We released our brand-new Voyageur Backpack Crossovers, bringing rugged versatility in a brief-sized and luggage-sized pack that is well-suited to however you like to travel. They’re highly functional, reliable softgoods that serve well in any carrying capacity.
We introduced another one of our collaboration collections with purveyors of fine men’s goods and supporters of cold winters, Askov Finlayson. They’re an amazing team out of Minneapolis’ North Loop and for years, they’ve continued to bring great ideas to the table and push us to do bigger, better things, while keeping it local in the North. This year’s collaboration was featured in Gear Patrol and Gear Junkie, along with other high quality publications. It’s our gear, built right here, in an understated and bold black waxed canvas. Available through Askov Finlayson.
On the topic of collaborations, we worked closely with the good folks at Stahl Firepit out of Portland, OR to make their Camper Firepit even more portable by modifying and customizing our Firewood Sling to complement their firepit. With dedicated sleeves for each piece of the firepit, you can haul your campfire wherever you choose, with room for tinder and logs once you’re there.
Freeman Resupply Trip – This year has been big for the Boundary Waters. Our friends Dave and Amy Freeman spent an entire year within the Boundary Waters Canoe Area Wilderness, and we got the opportunity to bring them some food and supplies right before fishing opener. It was a great, classic BWCA trip. Read up on our resupply trip here, and updates on the Save the BWCA campaign here. Nice work Freemans!
Pocket Folio, Pint Sleeve and Skyline Rolldown Backpack – A year of big little things. Whether you’re carrying your passport, Field Notes and Beer, a lot of gear, or all of the above, we’ve come out with some great accessories to pair with the daily grind or once-in-a-lifetime adventures. Check ‘em all out here.
Limited Build of Old Glory Red – When we caught wind of a limited amount of classic waxed canvas made in Old Glory Red, we jumped at the opportunity and made a limited build of our own. In early September, we opened up preorders for two-tone packs built from the rare canvas for one week only. Now they’re all across the world. We’ve got a couple still remaining… Give us a call!

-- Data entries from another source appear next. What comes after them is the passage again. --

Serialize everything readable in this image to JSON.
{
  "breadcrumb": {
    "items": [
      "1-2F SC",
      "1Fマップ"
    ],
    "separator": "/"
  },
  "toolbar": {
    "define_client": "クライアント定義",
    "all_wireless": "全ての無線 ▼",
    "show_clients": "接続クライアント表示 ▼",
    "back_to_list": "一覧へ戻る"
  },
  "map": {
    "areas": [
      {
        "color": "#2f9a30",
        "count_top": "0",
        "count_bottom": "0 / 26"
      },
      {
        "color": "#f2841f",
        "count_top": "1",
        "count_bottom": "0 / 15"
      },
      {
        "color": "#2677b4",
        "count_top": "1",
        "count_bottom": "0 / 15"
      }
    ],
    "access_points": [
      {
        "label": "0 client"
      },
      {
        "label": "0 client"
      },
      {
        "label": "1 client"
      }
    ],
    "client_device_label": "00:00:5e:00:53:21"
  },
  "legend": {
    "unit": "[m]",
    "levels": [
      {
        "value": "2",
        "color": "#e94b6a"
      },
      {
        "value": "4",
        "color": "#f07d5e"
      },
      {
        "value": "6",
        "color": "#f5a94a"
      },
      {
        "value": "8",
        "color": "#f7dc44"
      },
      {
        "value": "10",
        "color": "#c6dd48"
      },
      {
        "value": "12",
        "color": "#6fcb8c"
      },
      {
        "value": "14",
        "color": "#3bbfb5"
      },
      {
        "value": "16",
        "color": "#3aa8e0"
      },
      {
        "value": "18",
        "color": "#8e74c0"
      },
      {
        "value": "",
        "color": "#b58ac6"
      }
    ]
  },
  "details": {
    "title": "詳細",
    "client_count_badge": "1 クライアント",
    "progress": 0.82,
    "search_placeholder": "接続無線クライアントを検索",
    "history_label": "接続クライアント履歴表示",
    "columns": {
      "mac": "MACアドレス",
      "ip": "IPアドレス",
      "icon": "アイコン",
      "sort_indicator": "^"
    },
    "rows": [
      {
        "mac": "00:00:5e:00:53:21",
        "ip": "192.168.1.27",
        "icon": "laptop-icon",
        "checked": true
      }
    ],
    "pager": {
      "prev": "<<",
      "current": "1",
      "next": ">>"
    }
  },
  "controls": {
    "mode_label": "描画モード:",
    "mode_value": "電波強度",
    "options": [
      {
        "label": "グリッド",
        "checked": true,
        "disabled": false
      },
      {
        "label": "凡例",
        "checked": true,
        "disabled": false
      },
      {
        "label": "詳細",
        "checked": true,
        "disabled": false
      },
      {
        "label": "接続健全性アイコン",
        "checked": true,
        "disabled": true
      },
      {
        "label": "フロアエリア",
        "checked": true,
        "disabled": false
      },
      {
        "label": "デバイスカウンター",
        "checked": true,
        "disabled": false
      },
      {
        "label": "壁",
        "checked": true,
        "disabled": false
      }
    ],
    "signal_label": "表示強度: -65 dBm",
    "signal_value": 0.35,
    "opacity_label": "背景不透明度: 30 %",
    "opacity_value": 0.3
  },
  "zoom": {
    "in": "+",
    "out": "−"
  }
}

There’s a lot in the cards for the coming year, and we can’t wait to share them with you! We’ll be working hard, sewing rugged canvas and leather into reliable softgoods, securing it with solid brass hardware and guaranteeing it for life. What we do isn’t new, but that’s called building on a legacy. We work toward the future with knowledge and skills gained from the past and built on in the future.
Sign up for our email newsletter to be the first to know about all of our new releases, read up on our blogs and keep rugged and reliable in your inbox. We try not to take ourselves too seriously, but the work that we do is serious business. You need your pack to hold, your strap to carry, your seams to stay. It matters to you, so it matters to us.
Thanks for a great year, and cheers to more adventures in 2017!